Our Sunday School coordinator was very intentional and adjusted the class curriculum and yearly themes to line up with the covenant themes. Our coordinator also prepared lessons that focused on the celebration of the Lord's Supper. A one-time presentation was developed for the GEMS and Cadet groups. Our youth representative developed a one-time Q & A presentation for the youth. Parents were informed and young adults were also invited to participate in this discussion.
With this preparation and by communication through the bulletin and the pulpit, our congregation celebrated the Lord's Supper for the first time including the children in the fall of 2013. The format of the service was changed so that the celebration of the Lord’s Supper happened before the children left for Sunday School. It was, again, made clear to our church family and guests that participation of children was welcomed, but not expected, thereby respecting where every family was at in processing this change.
So what about an ongoing plan for education to congregation and children? A clearly labeled resource basket is displayed in the church library that includes the DVD study, written copies of the teaching worship service, the You're Invited devotional, and a "Wondering" pamphlet. In addition, elders are encouraged to ask about faith formation in their family visits and when they hear of children who are participating, they are encouraged to celebrate with them. New families are informed of the resources available and how we invite all ages to the Lord’s Supper. The 3-week study A Place at the Table will be offered from time to time. Youth leaders are encouraged to talk about this with young people. Guest pastors are informed ahead of time of our new approach and format.

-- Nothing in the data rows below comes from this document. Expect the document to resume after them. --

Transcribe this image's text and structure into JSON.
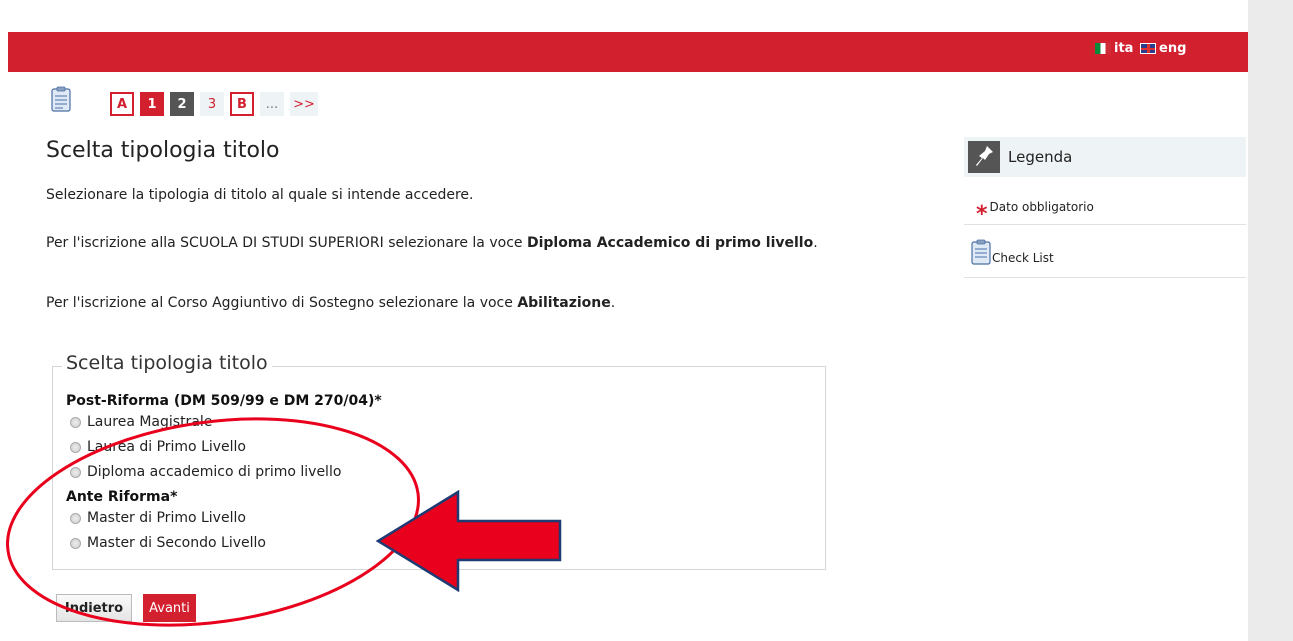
{
  "header": {
    "lang_it": "ita",
    "lang_en": "eng"
  },
  "steps": [
    "A",
    "1",
    "2",
    "3",
    "B",
    "...",
    ">>"
  ],
  "page": {
    "title": "Scelta tipologia titolo",
    "intro": "Selezionare la tipologia di titolo al quale si intende accedere.",
    "note1_pre": "Per l'iscrizione alla SCUOLA DI STUDI SUPERIORI selezionare la voce ",
    "note1_bold": "Diploma Accademico di primo livello",
    "note1_post": ".",
    "note2_pre": "Per l'iscrizione al Corso Aggiuntivo di Sostegno selezionare la voce ",
    "note2_bold": "Abilitazione",
    "note2_post": "."
  },
  "form": {
    "legend": "Scelta tipologia titolo",
    "group1_label": "Post-Riforma (DM 509/99 e DM 270/04)*",
    "group1_options": [
      "Laurea Magistrale",
      "Laurea di Primo Livello",
      "Diploma accademico di primo livello"
    ],
    "group2_label": "Ante Riforma*",
    "group2_options": [
      "Master di Primo Livello",
      "Master di Secondo Livello"
    ]
  },
  "buttons": {
    "back": "Indietro",
    "next": "Avanti"
  },
  "sidebar": {
    "legend_title": "Legenda",
    "required_label": "Dato obbligatorio",
    "checklist_label": "Check List"
  },
  "colors": {
    "brand_red": "#d2202f",
    "annotation_red": "#e8001c"
  }
}
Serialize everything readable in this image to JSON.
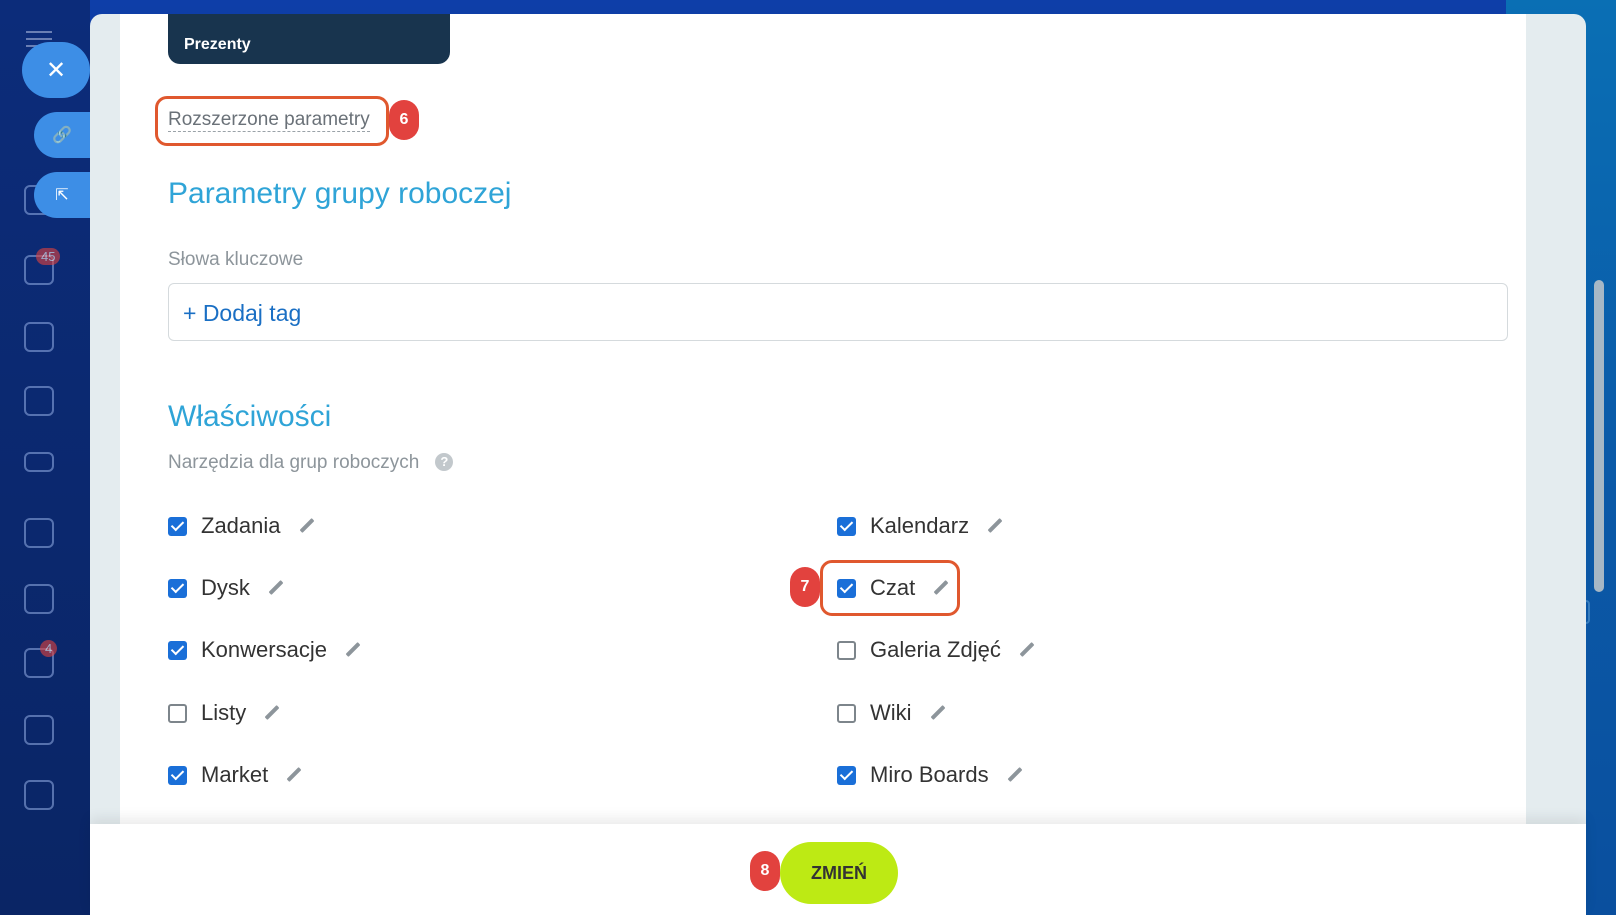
{
  "card": {
    "title": "Prezenty"
  },
  "advanced_link": "Rozszerzone parametry",
  "markers": {
    "step6": "6",
    "step7": "7",
    "step8": "8"
  },
  "workgroup": {
    "heading": "Parametry grupy roboczej",
    "keywords_label": "Słowa kluczowe",
    "add_tag": "+ Dodaj tag"
  },
  "properties": {
    "heading": "Właściwości",
    "tools_label": "Narzędzia dla grup roboczych",
    "help_icon": "?",
    "left": [
      {
        "label": "Zadania",
        "checked": true
      },
      {
        "label": "Dysk",
        "checked": true
      },
      {
        "label": "Konwersacje",
        "checked": true
      },
      {
        "label": "Listy",
        "checked": false
      },
      {
        "label": "Market",
        "checked": true
      }
    ],
    "right": [
      {
        "label": "Kalendarz",
        "checked": true
      },
      {
        "label": "Czat",
        "checked": true
      },
      {
        "label": "Galeria Zdjęć",
        "checked": false
      },
      {
        "label": "Wiki",
        "checked": false
      },
      {
        "label": "Miro Boards",
        "checked": true
      }
    ]
  },
  "sidebar": {
    "badge_tasks": "45",
    "badge_mail": "4"
  },
  "footer": {
    "submit": "ZMIEŃ"
  },
  "colors": {
    "accent_blue": "#2fa4d7",
    "checkbox": "#1a6fd8",
    "highlight": "#e0582e",
    "marker": "#e2423e",
    "submit_bg": "#bdea14"
  }
}
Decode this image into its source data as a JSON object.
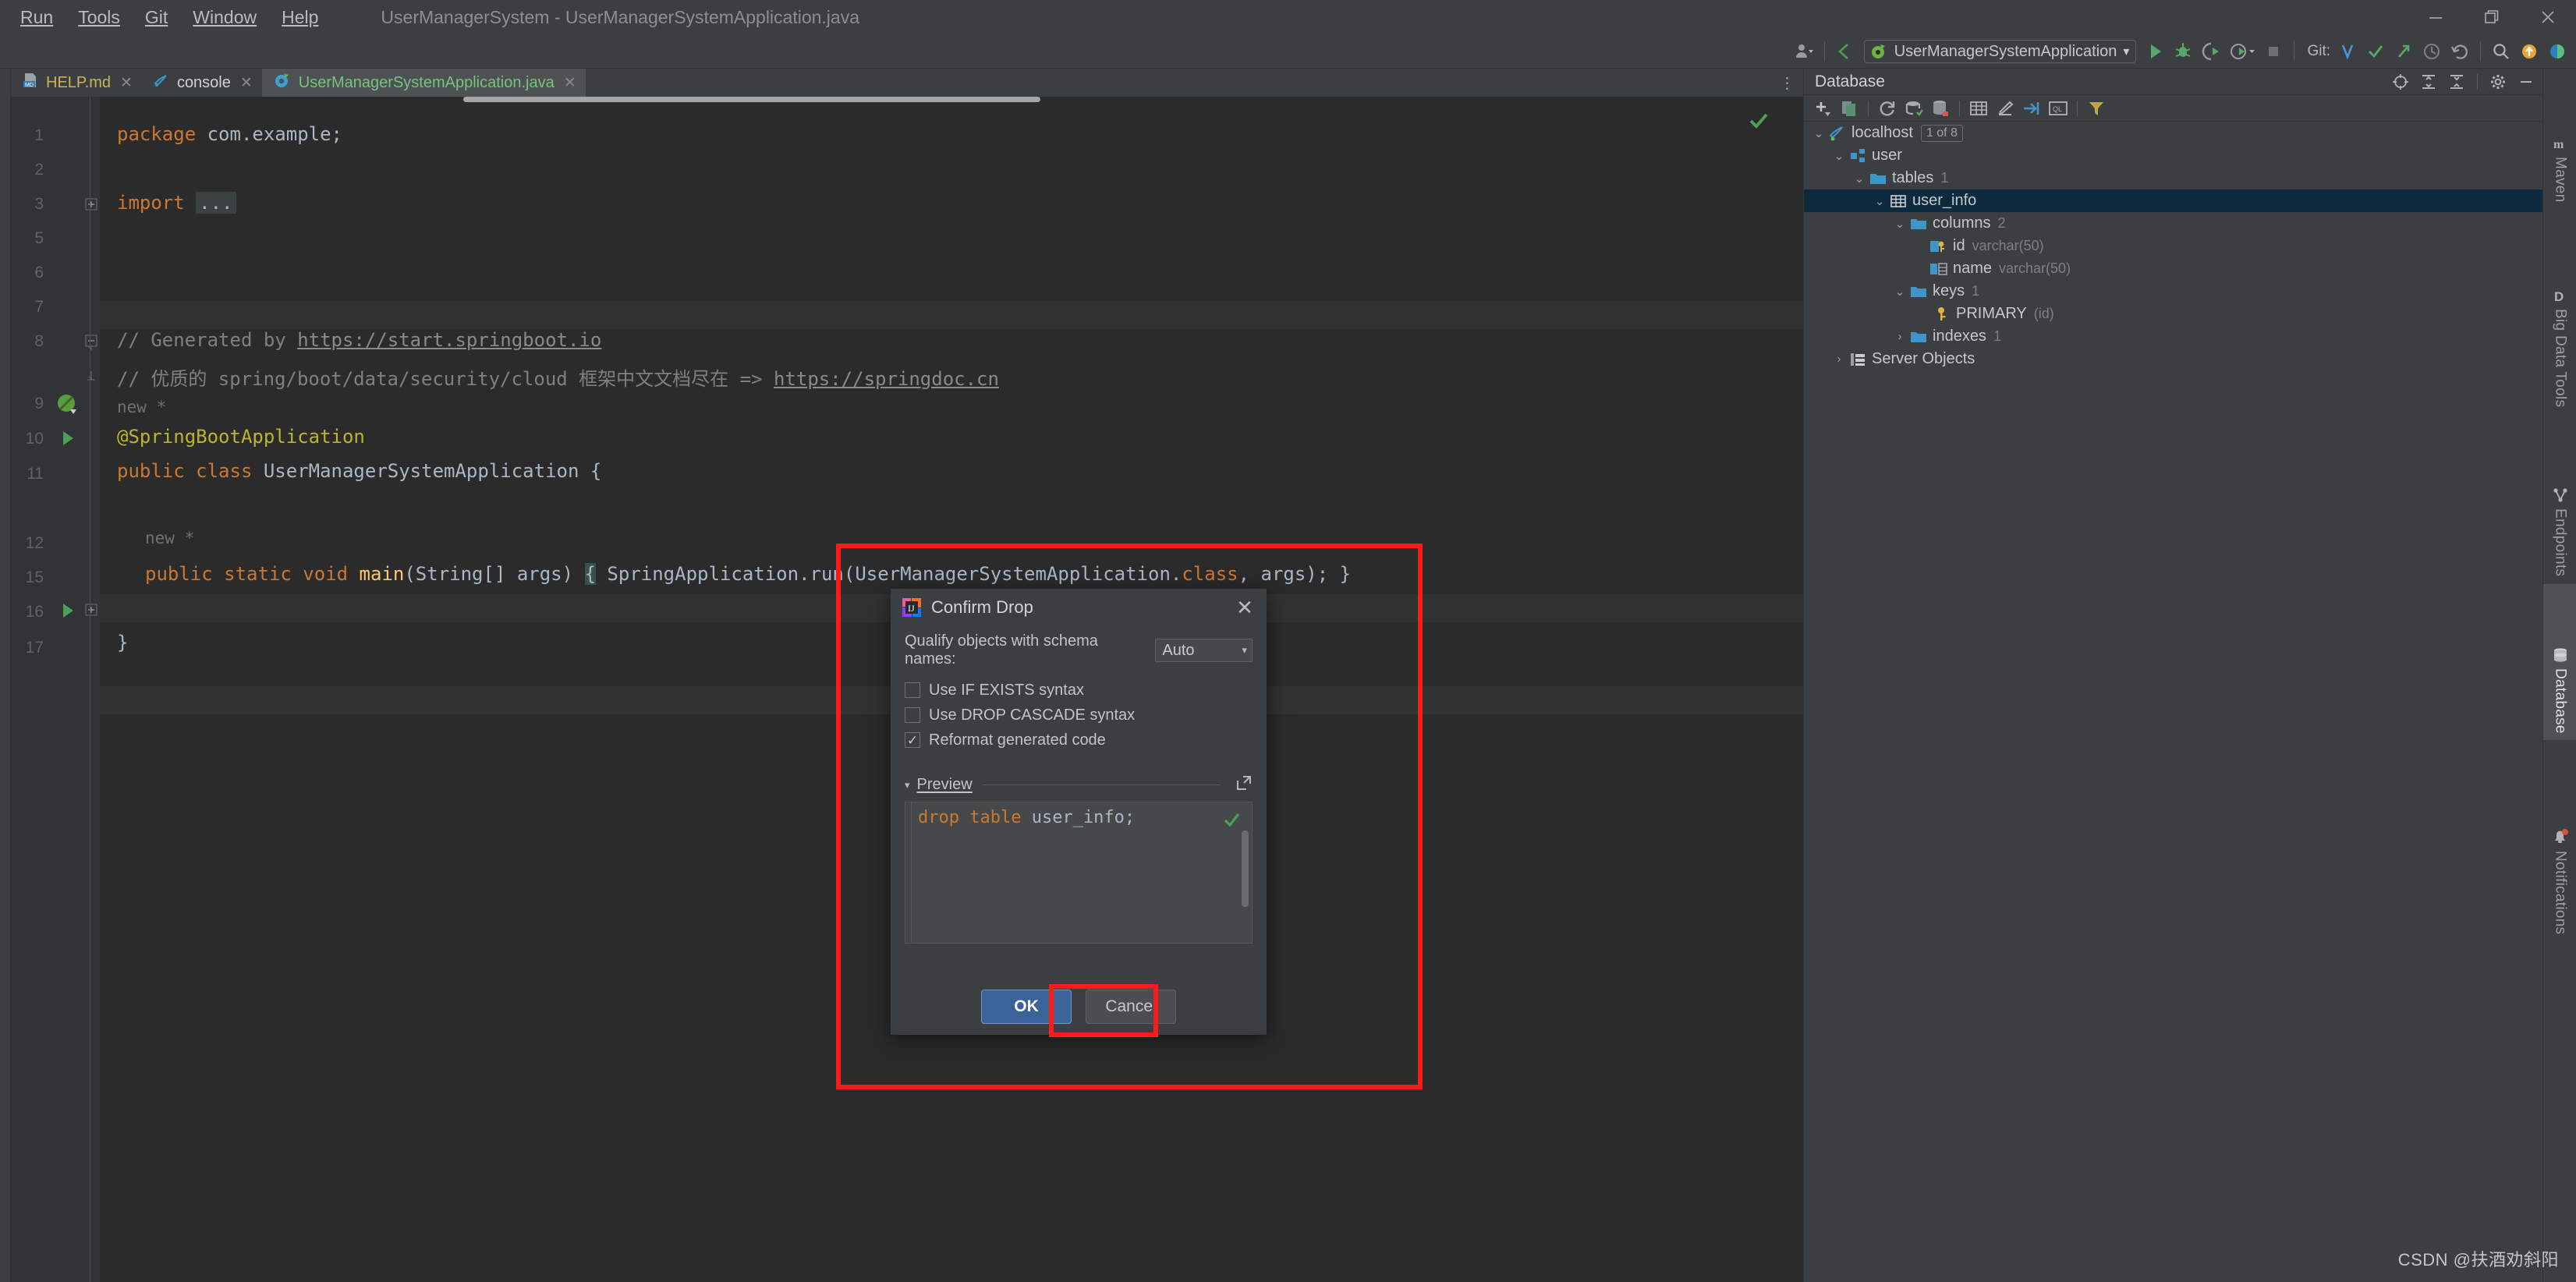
{
  "window": {
    "title": "UserManagerSystem - UserManagerSystemApplication.java",
    "minimize_label": "—",
    "restore_label": "❐",
    "close_label": "✕"
  },
  "menubar": {
    "items": [
      {
        "label": "Run"
      },
      {
        "label": "Tools"
      },
      {
        "label": "Git"
      },
      {
        "label": "Window"
      },
      {
        "label": "Help"
      }
    ]
  },
  "toolbar": {
    "run_config": "UserManagerSystemApplication",
    "run_config_caret": "▾",
    "git_label": "Git:",
    "icons": [
      "user-settings-icon",
      "back-arrow-icon",
      "run-icon",
      "debug-icon",
      "run-with-coverage-icon",
      "profile-icon",
      "stop-icon",
      "git-update-icon",
      "git-commit-icon",
      "git-push-icon",
      "git-history-icon",
      "git-rollback-icon",
      "search-everywhere-icon",
      "notifications-icon",
      "ide-theme-icon"
    ]
  },
  "editor_tabs": [
    {
      "label": "HELP.md",
      "icon": "markdown-file-icon",
      "kind": "md",
      "active": false,
      "close": "✕"
    },
    {
      "label": "console",
      "icon": "mysql-console-icon",
      "kind": "con",
      "active": false,
      "close": "✕"
    },
    {
      "label": "UserManagerSystemApplication.java",
      "icon": "spring-class-icon",
      "kind": "java",
      "active": true,
      "close": "✕"
    }
  ],
  "editor": {
    "tab_overflow_label": "⋮",
    "gutter_numbers": [
      "1",
      "2",
      "3",
      "5",
      "6",
      "7",
      "8",
      "9",
      "10",
      "11",
      "12",
      "15",
      "16",
      "17"
    ],
    "inlay_hints": [
      "new *",
      "new *"
    ],
    "code_lines": [
      {
        "n": "1",
        "segments": [
          {
            "t": "package",
            "c": "kw"
          },
          {
            "t": " com.example;",
            "c": "txt"
          }
        ]
      },
      {
        "n": "3",
        "segments": [
          {
            "t": "import",
            "c": "kw"
          },
          {
            "t": " ",
            "c": "txt"
          },
          {
            "t": "...",
            "c": "fold"
          }
        ]
      },
      {
        "n": "7",
        "segments": [
          {
            "t": "// Generated by ",
            "c": "cmt"
          },
          {
            "t": "https://start.springboot.io",
            "c": "lnk"
          }
        ]
      },
      {
        "n": "8",
        "segments": [
          {
            "t": "// 优质的 spring/boot/data/security/cloud 框架中文文档尽在 => ",
            "c": "cmt"
          },
          {
            "t": "https://springdoc.cn",
            "c": "lnk"
          }
        ]
      },
      {
        "n": "9",
        "segments": [
          {
            "t": "@SpringBootApplication",
            "c": "ann"
          }
        ]
      },
      {
        "n": "10",
        "segments": [
          {
            "t": "public class",
            "c": "kw"
          },
          {
            "t": " UserManagerSystemApplication {",
            "c": "txt"
          }
        ]
      },
      {
        "n": "12",
        "segments": [
          {
            "t": "public static void",
            "c": "kw"
          },
          {
            "t": " ",
            "c": "txt"
          },
          {
            "t": "main",
            "c": "fn"
          },
          {
            "t": "(String[] args) ",
            "c": "txt"
          },
          {
            "t": "{",
            "c": "brace"
          },
          {
            "t": " SpringApplication.run(UserManagerSystemApplication.",
            "c": "txt"
          },
          {
            "t": "class",
            "c": "kw"
          },
          {
            "t": ", args); }",
            "c": "txt"
          }
        ]
      },
      {
        "n": "16",
        "segments": [
          {
            "t": "}",
            "c": "txt"
          }
        ]
      }
    ],
    "inspection_status": "ok-check-icon"
  },
  "database_panel": {
    "title": "Database",
    "header_icons": [
      "locate-icon",
      "expand-all-icon",
      "collapse-all-icon",
      "settings-gear-icon",
      "hide-icon"
    ],
    "toolbar_icons": [
      "add-new-icon",
      "duplicate-icon",
      "refresh-icon",
      "sync-icon",
      "database-diff-icon",
      "table-editor-icon",
      "modify-icon",
      "jump-to-console-icon",
      "query-console-icon",
      "filter-icon"
    ],
    "tree": [
      {
        "indent": 0,
        "arrow": "⌄",
        "icon": "mysql-icon",
        "label": "localhost",
        "badge": "1 of 8",
        "selected": false
      },
      {
        "indent": 1,
        "arrow": "⌄",
        "icon": "schema-icon",
        "label": "user",
        "selected": false
      },
      {
        "indent": 2,
        "arrow": "⌄",
        "icon": "folder-icon",
        "label": "tables",
        "count": "1",
        "selected": false
      },
      {
        "indent": 3,
        "arrow": "⌄",
        "icon": "table-icon",
        "label": "user_info",
        "selected": true
      },
      {
        "indent": 4,
        "arrow": "⌄",
        "icon": "folder-icon",
        "label": "columns",
        "count": "2",
        "selected": false
      },
      {
        "indent": 5,
        "arrow": "",
        "icon": "pk-column-icon",
        "label": "id",
        "type": "varchar(50)",
        "selected": false
      },
      {
        "indent": 5,
        "arrow": "",
        "icon": "column-icon",
        "label": "name",
        "type": "varchar(50)",
        "selected": false
      },
      {
        "indent": 4,
        "arrow": "⌄",
        "icon": "folder-icon",
        "label": "keys",
        "count": "1",
        "selected": false
      },
      {
        "indent": 5,
        "arrow": "",
        "icon": "key-icon",
        "label": "PRIMARY",
        "type": "(id)",
        "selected": false
      },
      {
        "indent": 4,
        "arrow": "›",
        "icon": "folder-icon",
        "label": "indexes",
        "count": "1",
        "selected": false
      },
      {
        "indent": 1,
        "arrow": "›",
        "icon": "server-objects-icon",
        "label": "Server Objects",
        "selected": false
      }
    ]
  },
  "right_tool_strip": [
    {
      "label": "Maven",
      "icon": "maven-icon",
      "active": false
    },
    {
      "label": "Big Data Tools",
      "icon": "big-data-tools-icon",
      "active": false
    },
    {
      "label": "Endpoints",
      "icon": "endpoints-icon",
      "active": false
    },
    {
      "label": "Database",
      "icon": "database-icon",
      "active": true
    },
    {
      "label": "Notifications",
      "icon": "notifications-bell-icon",
      "active": false
    }
  ],
  "dialog": {
    "title": "Confirm Drop",
    "icon": "intellij-idea-icon",
    "close": "✕",
    "qualify_label": "Qualify objects with schema names:",
    "qualify_value": "Auto",
    "qualify_arrow": "▾",
    "checkboxes": [
      {
        "label": "Use IF EXISTS syntax",
        "checked": false
      },
      {
        "label": "Use DROP CASCADE syntax",
        "checked": false
      },
      {
        "label": "Reformat generated code",
        "checked": true
      }
    ],
    "check_glyph": "✓",
    "preview": {
      "label": "Preview",
      "collapse_arrow": "▾",
      "expand_icon": "open-in-editor-icon",
      "sql_keyword_1": "drop",
      "sql_keyword_2": "table",
      "sql_object": " user_info;",
      "valid_icon": "valid-check-icon"
    },
    "ok_label": "OK",
    "cancel_label": "Cancel"
  },
  "annotations": {
    "box_color": "#ff1a1a",
    "highlights": [
      "dialog-region-box",
      "ok-button-box"
    ]
  },
  "watermark": "CSDN @扶酒劝斜阳"
}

Describe the impact this journey, this examination, of the Lord’s Supper has had on your congregation.
Our church took our time in making these steps, about a two-year process from start to finish. It was bathed in prayer. We sought to communicate very well and tried to address the concerns of the congregation. Though there were some strong reservation and apprehension, it was a beautiful thing to see church members engage with the topic in a fresh way. The slow and clear process seemed to allow for respect for the decision of each family. The process has encouraged families to be more aware of and able to talk about the meaning and purpose of the supper. These discussions also did not cause any families to leave. There has been a greater emphasis on what it means to be part of God's family, and on the means of His grace that makes that happen. That was and is a wonderful thing!
What could we [other congregations] learn from your experience?
We chose to have this be a Council decision and not a congregational decision. The Implementation Team worked under the mandate of the Council, which helped to focus their work. Communication and education with the congregation was critical as was allowing adequate time for the congregation to become comfortable with the change. By the time we invited children to the table there were no surprises and it was welcomed as a celebration. Many families have chosen not to have their children participate at this time, and that is okay. We do not publicly recognize the children who do and so there is no attention drawn to those who do or do not participate. Our prayer is that all members and families will be able to grow in His grace, and that the celebration of the supper in our worship will help strengthen the faith of all His children.